NEW BRUNSWICK, N.J. — Many people try to avoid conflict as best they can throughout their life, but sometimes a tough talk can remedy troubling situations. In fact, as social justice remains a front-and-center issue for Americans, facing the facts is as appropriate as ever. To that end, one new study finds confrontation is an effective way to combat racism and prejudice.
Researchers from Rutgers University say that confronting and calling out a white person for making a racist or sexist remark usually causes that individual to reflect on and assess their words and actions. Additionally, after being challenged for their bigotry, most people are far less likely to openly make racist statements again.
More specifically, the study concludes that Caucasian men or women who are confronted after talking in a derogatory manner about African Americans, Latinos, or women in general, often end up recognizing the error of their ways.
“Many people are reluctant to confront instances of bias because they worry about backlash from others,” says Kimberly Chaney, a doctoral graduate student in social psychology at Rutgers University-New Brunswick’s School of Arts and Sciences, in a release. “But we found that confronting prejudice can be a powerful way to reduce not just one but multiple types of prejudice. We all have the ability to make a change and sometimes speaking out against small instances of bias may make a big change.”
Facing racism and sexism changes how people think
The first portion of the study involves 161 white college students. Each participant was shown a series of images of both Caucasian and African American individuals, with each image being accompanied by a descriptive sentence. Then, participants were asked to draw their own conclusions regarding the people in the provided pictures.
However, three of the images of African American men included descriptions purposely designed to illicit a racist response. For example, “This man spends a lot of time behind bars.”
Next, half of the college students were randomly confronted for a negative stereotype in one of their responses to the initial prompt. Those participants were then told to assess another series of images, this time including a few pictures of women intended to evoke stereotypical sexist remarks. For example, an image of a woman was presented with the caption, “Works in a hospital.” Researchers then looked to see if participants guessed the woman was a doctor or a nurse.

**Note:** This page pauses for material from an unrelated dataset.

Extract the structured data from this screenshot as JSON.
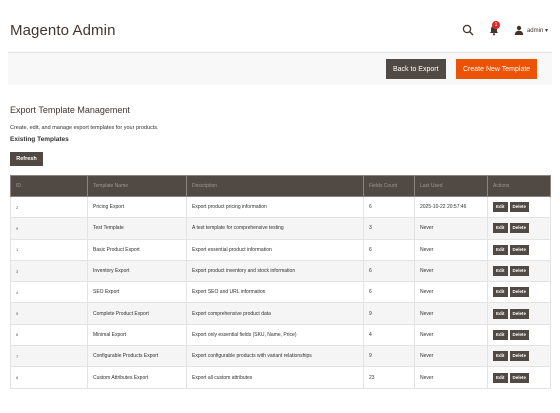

Interestingly, participants who had already been confronted about using negative African American stereotypes in the first experiment were much less likely to use any sexist stereotypes about the pictured women than those who hadn’t been confronted at all.
Confrontation can have lasting effects
Another experiment was also held investigating the opposite; does being confronted about sexism cut down on future racist behavior or remarks? A group of white male participants were told individually that they were going to have an online discussion with another adult white male regarding “moral dilemmas.”
One of those dilemmas involves a nurse who discovered an issue at a hospital. Half of the experiment’s participants who referred to the nurse as “she” were later confronted by their online partner. Then, those participants were told to perform another task involving images and descriptions of different minorities.
Once again, results show that people who had already been confronted about stereotyping women were much less likely to use any racist verbiage in the subsequent task.
“There is still a lot more to understand about confronting prejudice, including how it should be done, what you should say and when it will be most effective,” comments study co-author Diana Sanchez, a professor of psychology at Rutgers. “Confronting someone is challenging, but we hope that knowing that it can be effective might make people more willing to step up.”
The study is published in Social Psychological and Personality Science.